So your business is using Macs for the first time, right? Macs OS X is by far Apple’s best operating system, hidden within are some excellent features. Here’s a few simple productivity examples for your Mac…
I’ve been using Macs since System 6. Remember that? Most won’t. If you’ve got any concerns about your Mac being up to the task of running your business, then you have zero need to be concerned; most if not all of the office productivity tools and accounting applications for Microsoft Windows are on the Mac, too.
Without further ado, here’s a bunch of Mac tips!
Address Book & Mail
If you use Mail then you’re also using Address Book; any email addresses you save are stored there. Any time you begin typing an email address and Mail tries to auto-complete, it’s getting that email address from Address Book. So the two applications are very closely linked.
Sending emails to more than one person is pretty easy. All you have to do is type a name, wait for the suggestions to appear, choose the one you want and then hit the return key. But what if you’re constantly sending messages to the same group of people over and over again? Well, that’s what Groups are for!
- Go into Address Book and click the plus button in the bottom left of the main window.
- Click on the new Group and give it a name.
- Now, from the middle column, drag in the items for all of the people you want in that Group.
- Go into Mail.
- Create a new Message.
- Type in the name of the Group into the To field.
Now you’ll see the name of the Group turn into the names / email addresses of all the people in that Group. Simple!
Rules in Mail
Having watched many different people using various email applications, the number one thing that still remains totally underutilized is the feature that allows you to filter emails based on special rules. Apple’s Mail, much like Microsoft Outlook, supports this feature, which are called Rules.
Of course, you could just use a bunch of Smart Mailboxs, but I like have a nested Mailbox structure. So for instance, I would have a Mailbox called Apple, inside which would be a bunch of other Mailboxes for each staff member I’m in contact with, such as Steve Jobs, Jonathan Ive, et cetera.
So when I get an email from Steve, I want it to go straight into his Mailbox. If I get an email from someone at Apple I’ve never dealt with before, I want it to go straight into the parent Mailbox, named Apple.
The process is straight forward, but there are also got plenty of points to complete:
1. Creating a Mailbox
- Click on the plus (+) button in the bottom left of your Mail window.
- Give your new Mailbox a name.
- Now drag & drop the Mailbox wherever you’d prefer it to be.
2. Creating a Rule
- Click on the Mail menu and choose Preferences.

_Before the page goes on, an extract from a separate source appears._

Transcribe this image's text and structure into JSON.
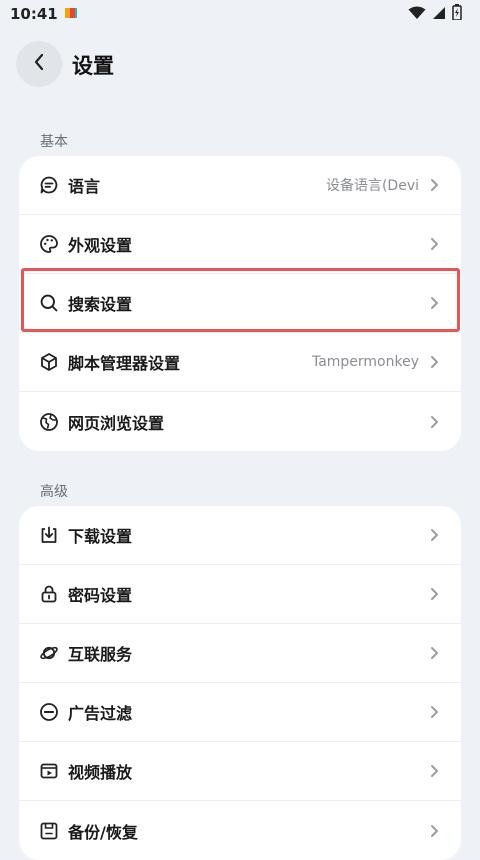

- Click on the Rules tab and click the Add Rule button.
- Give the Rule a name in the Description field.
2.2 A catch-all Rule
Now, if you want a general catch-all Rule:
- Below the Description, choose Any from the pop-up menu.
- In the two pop-up menus below, choose From and Contains respectively.
- In the text field, type: “@apple.com“, where the end part of the email address is one of your choosing.
- Now choose the Mailbox you’d like all the emails that match the Rule to be moved to when it arrives.
2.3 A specific Rule
But if you want a specific Rule:
- Follow the instructions in Part 1, dragging & dropping your newly-created Mailbox onto a parent Mailbox.
- Follow the instructions in Part 2.2, 1-4, following the example I made earlier; choosing the Mailbox of your choice within the parent Mailbox.
OK, so there’s plenty of stages to this particular Mac tip, but the advantages are many. For a start, you’re going to find your emails much more easy to manage and search by eye. Gone will be the days when you lose emails from people!
But wait! There’s more Mac tips
Yes, there’s more Mac tips to come. In the second installment, I’ll be showing you how to use your iPod Touch like a SatNav and a whole load of handy keyboard shortcuts to keep your productivity high…